coalLike the carbon footprint, coal has the largest deathprint while nuclear has the smallest, even with the worst-case Chernobyl numbers. Natural Gas has the highest accident-related deaths.
What is the power loss in a transmission line?
ohmic lossFrom the physics of electric power transmission, when a conductor is subjected to electric power (or voltage), electric current flows in the medium. Resistance to the flow produces heat (thermal energy) which is dissipated to the surroundings. This power loss is referred to as ohmic loss .
What percent of the power generated is lost when it is transmitted from the power plant to your home?
6%In the transmission and distribution of electricity in the United States, the EIA estimates that about 6% of the electricity is lost in these processes. Finally, the electricity reaches its destination.
How do you calculate power losses in transmission?
Record the amount of power (“P”) required by your destination, found by multiplying the current (“I”) by the voltage (“V”) of your circuit. This will give you at least two-thirds of the following equation: P=I*V This equation is the foundation of calculating electrical line loss.
Does Electricity lose power over distance?
The transmission over long distances creates power losses. The major part of the energy losses comes from Joule effect in transformers and power lines.

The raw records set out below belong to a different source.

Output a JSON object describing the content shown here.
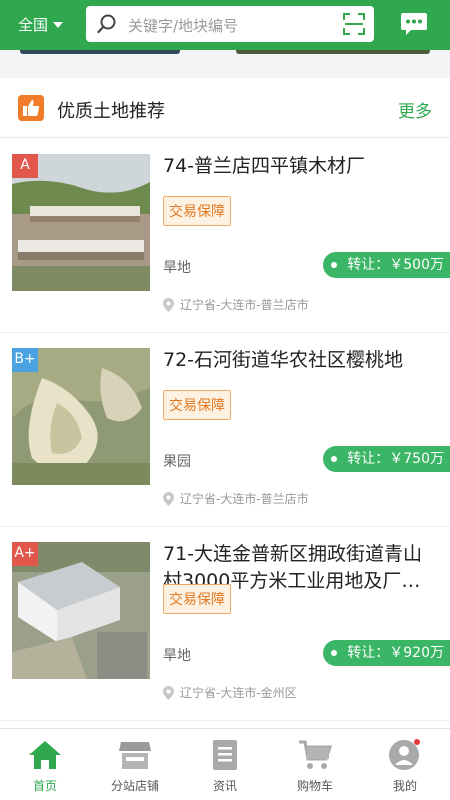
{
  "header": {
    "region": "全国",
    "search_placeholder": "关键字/地块编号",
    "accent": "#2fa84f"
  },
  "section": {
    "title": "优质土地推荐",
    "more": "更多"
  },
  "listings": [
    {
      "grade": "A",
      "title": "74-普兰店四平镇木材厂",
      "badge": "交易保障",
      "category": "旱地",
      "price": "转让：￥500万",
      "location": "辽宁省-大连市-普兰店市"
    },
    {
      "grade": "B+",
      "title": "72-石河街道华农社区樱桃地",
      "badge": "交易保障",
      "category": "果园",
      "price": "转让：￥750万",
      "location": "辽宁省-大连市-普兰店市"
    },
    {
      "grade": "A+",
      "title": "71-大连金普新区拥政街道青山村3000平方米工业用地及厂…",
      "badge": "交易保障",
      "category": "旱地",
      "price": "转让：￥920万",
      "location": "辽宁省-大连市-金州区"
    }
  ],
  "tabbar": [
    {
      "label": "首页",
      "icon": "home-icon",
      "active": true
    },
    {
      "label": "分站店铺",
      "icon": "store-icon",
      "active": false
    },
    {
      "label": "资讯",
      "icon": "news-icon",
      "active": false
    },
    {
      "label": "购物车",
      "icon": "cart-icon",
      "active": false
    },
    {
      "label": "我的",
      "icon": "profile-icon",
      "active": false
    }
  ]
}
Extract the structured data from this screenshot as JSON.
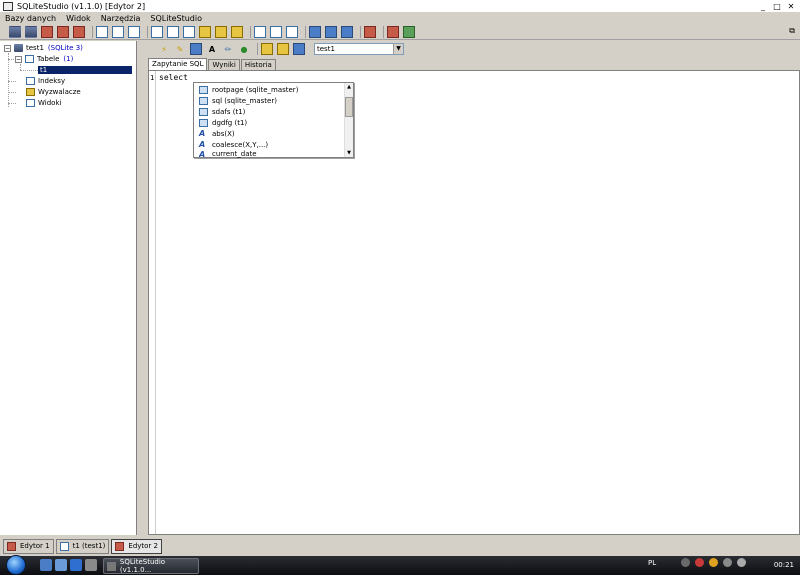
{
  "window": {
    "title": "SQLiteStudio (v1.1.0) [Edytor 2]",
    "controls": [
      "_",
      "□",
      "✕"
    ]
  },
  "menu": [
    "Bazy danych",
    "Widok",
    "Narzędzia",
    "SQLiteStudio"
  ],
  "tree": {
    "db_name": "test1",
    "db_type": "(SQLite 3)",
    "tables_label": "Tabele",
    "tables_count": "(1)",
    "table_item": "t1",
    "indexes_label": "Indeksy",
    "triggers_label": "Wyzwalacze",
    "views_label": "Widoki"
  },
  "editor": {
    "db_selected": "test1",
    "tabs": [
      "Zapytanie SQL",
      "Wyniki",
      "Historia"
    ],
    "line_number": "1",
    "code": "select"
  },
  "autocomplete": {
    "items": [
      {
        "label": "rootpage (sqlite_master)",
        "icon": "column-icon"
      },
      {
        "label": "sql (sqlite_master)",
        "icon": "column-icon"
      },
      {
        "label": "sdafs (t1)",
        "icon": "column-icon"
      },
      {
        "label": "dgdfg (t1)",
        "icon": "column-icon"
      },
      {
        "label": "abs(X)",
        "icon": "function-icon"
      },
      {
        "label": "coalesce(X,Y,...)",
        "icon": "function-icon"
      },
      {
        "label": "current_date",
        "icon": "function-icon"
      }
    ]
  },
  "window_tabs": [
    "Edytor 1",
    "t1 (test1)",
    "Edytor 2"
  ],
  "taskbar": {
    "task_label": "SQLiteStudio (v1.1.0...",
    "language": "PL",
    "clock": "00:21"
  }
}
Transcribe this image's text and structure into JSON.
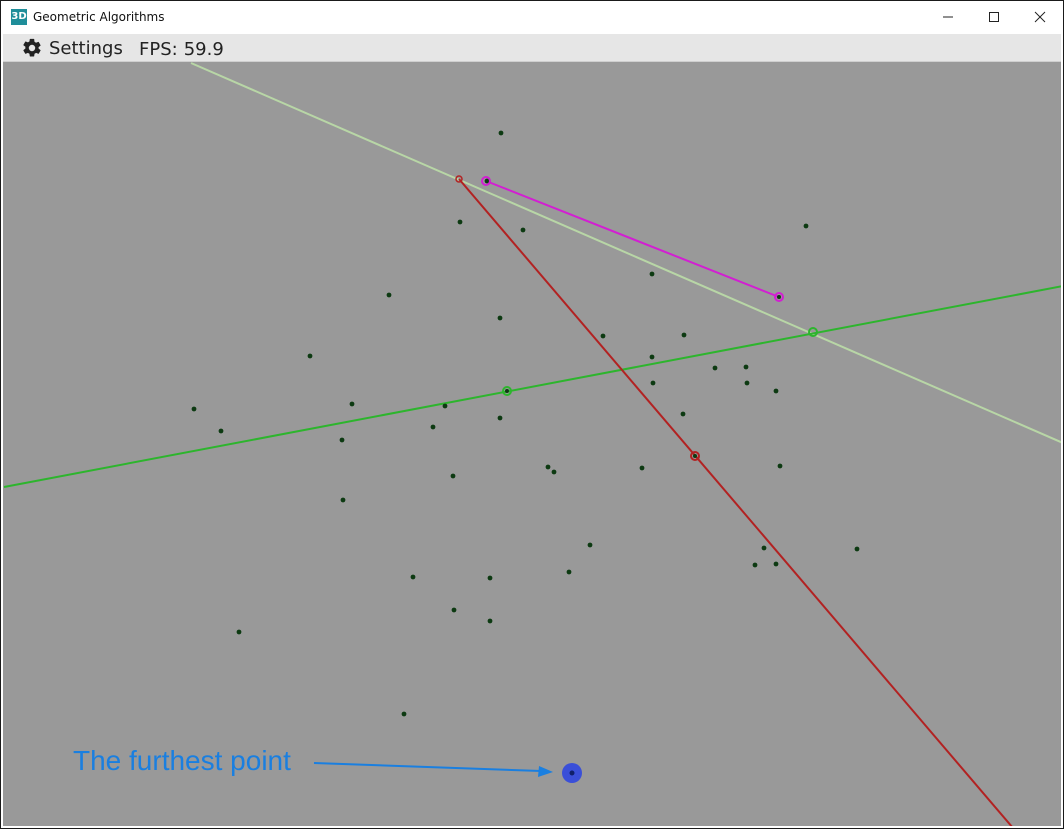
{
  "window": {
    "title": "Geometric Algorithms",
    "icon_text": "3D",
    "icon": "app-3d-icon",
    "controls": [
      "minimize-icon",
      "maximize-icon",
      "close-icon"
    ]
  },
  "menubar": {
    "settings_label": "Settings",
    "settings_icon": "gear-icon",
    "fps_label": "FPS:",
    "fps_value": "59.9"
  },
  "viewport": {
    "background": "#999999",
    "point_color": "#0d3a12",
    "annotation": {
      "text": "The furthest point",
      "color": "#1a7fe0"
    },
    "colors": {
      "red_line": "#b22222",
      "green_line": "#2db52d",
      "light_line": "#b8d6a6",
      "magenta_segment": "#d21fd2",
      "furthest_point": "#3a4fd8"
    }
  }
}
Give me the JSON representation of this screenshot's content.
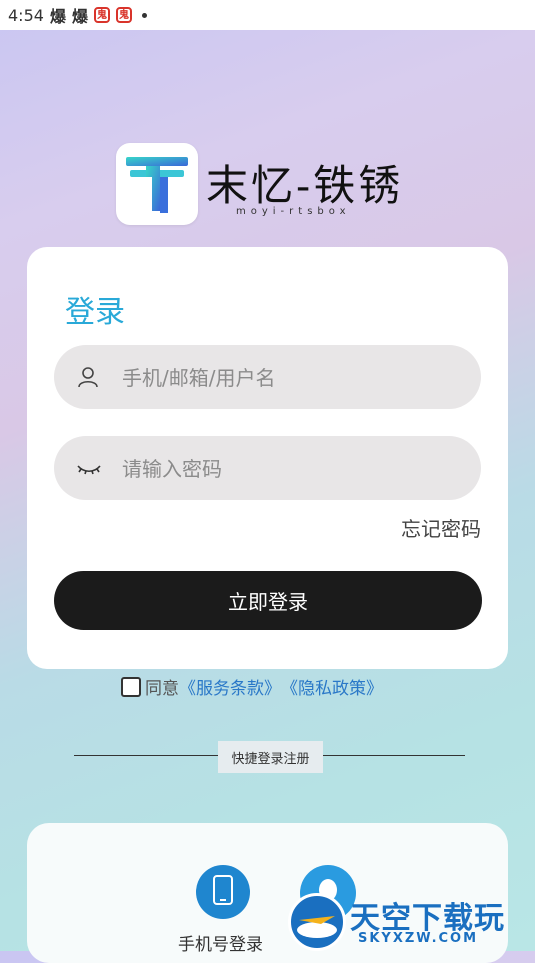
{
  "status_bar": {
    "time": "4:54",
    "icon1": "爆",
    "icon2": "爆",
    "icon3": "鬼",
    "icon4": "鬼"
  },
  "logo": {
    "title": "末忆-铁锈",
    "subtitle": "moyi-rtsbox"
  },
  "login": {
    "title": "登录",
    "username_placeholder": "手机/邮箱/用户名",
    "password_placeholder": "请输入密码",
    "forgot": "忘记密码",
    "button": "立即登录"
  },
  "agreement": {
    "prefix": "同意",
    "terms": "《服务条款》",
    "privacy": "《隐私政策》"
  },
  "quick_login": {
    "divider_label": "快捷登录注册",
    "phone_label": "手机号登录"
  },
  "watermark": {
    "big": "天空下载玩",
    "small": "SKYXZW.COM"
  },
  "colors": {
    "accent": "#29a9d8",
    "button": "#1b1b1b",
    "link": "#2a78c8"
  }
}
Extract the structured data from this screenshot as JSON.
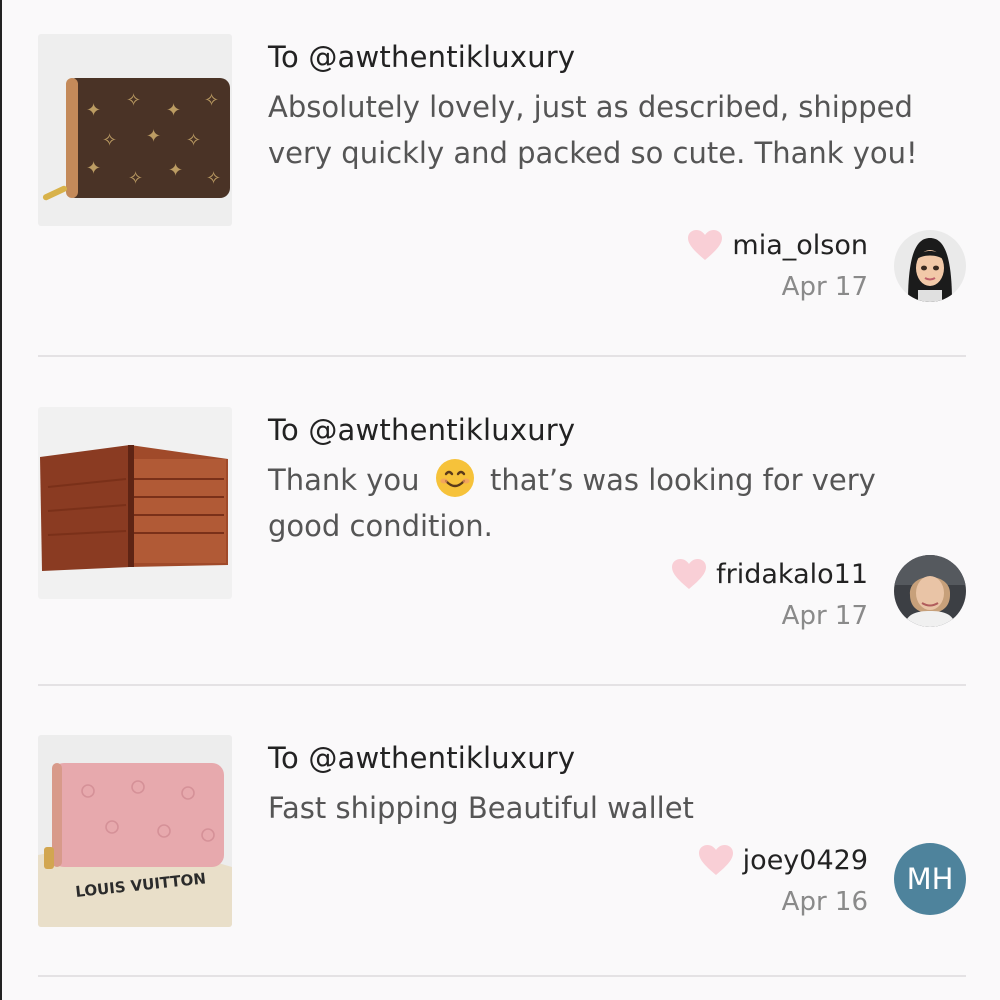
{
  "reviews": [
    {
      "to": "To @awthentikluxury",
      "text": "Absolutely lovely, just as described, shipped very quickly and packed so cute. Thank you!",
      "username": "mia_olson",
      "date": "Apr 17",
      "avatar_icon": "cartoon-doll-avatar"
    },
    {
      "to": "To @awthentikluxury",
      "text_before": "Thank you",
      "emoji": "smiling-face-emoji",
      "text_after": "that’s was looking for very good condition.",
      "username": "fridakalo11",
      "date": "Apr 17",
      "avatar_icon": "person-photo-avatar"
    },
    {
      "to": "To @awthentikluxury",
      "text": "Fast shipping Beautiful wallet",
      "username": "joey0429",
      "date": "Apr 16",
      "avatar_initials": "MH"
    }
  ],
  "thumb3_brand": "LOUIS VUITTON",
  "colors": {
    "heart": "#f9cfd6",
    "avatar_initials_bg": "#4e839c",
    "divider": "#e4e2e4",
    "background": "#faf9fa"
  }
}
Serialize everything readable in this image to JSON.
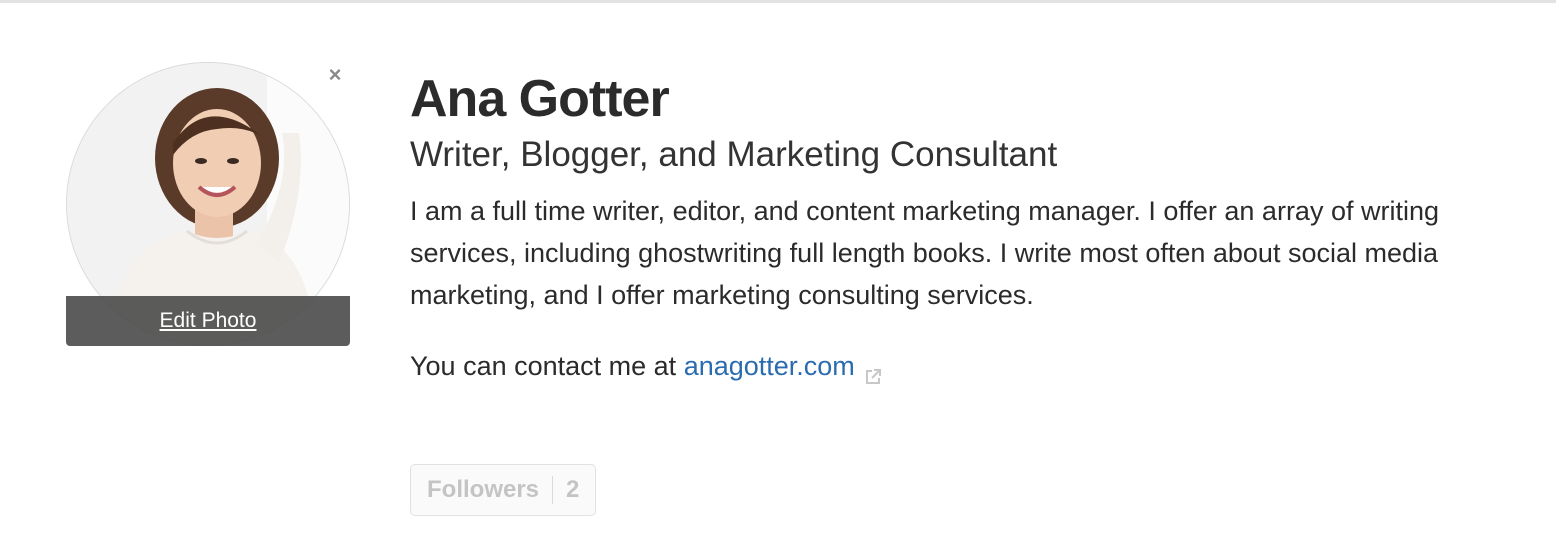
{
  "profile": {
    "name": "Ana Gotter",
    "tagline": "Writer, Blogger, and Marketing Consultant",
    "bio": "I am a full time writer, editor, and content marketing manager. I offer an array of writing services, including ghostwriting full length books. I write most often about social media marketing, and I offer marketing consulting services.",
    "contact_prefix": "You can contact me at ",
    "contact_link": "anagotter.com"
  },
  "photo": {
    "edit_label": "Edit Photo",
    "close_symbol": "×"
  },
  "followers": {
    "label": "Followers",
    "count": "2"
  },
  "colors": {
    "link": "#2b6cb0",
    "text": "#2b2b2b",
    "overlay": "#464646"
  },
  "icons": [
    "close-icon",
    "external-link-icon"
  ]
}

The energy is lost as heat in the conductors. The overall losses between the power plant and consumers is then in the range between 8 and 15%.
How do you reduce power loss in transmission lines?
Some of the options to reduce technical losses include: replacing incorrectly sized transformers, improving the connection quality of conductors (power lines), and increasing the availability of reactive power by installing capacitor banks along transmission lines.
How far can electricity be transmitted efficiently?
As of 1980, the longest cost-effective distance for direct-current transmission was determined to be 7,000 kilometres (4,300 miles). For alternating current it was 4,000 kilometres (2,500 miles), though all transmission lines in use today are substantially shorter than this.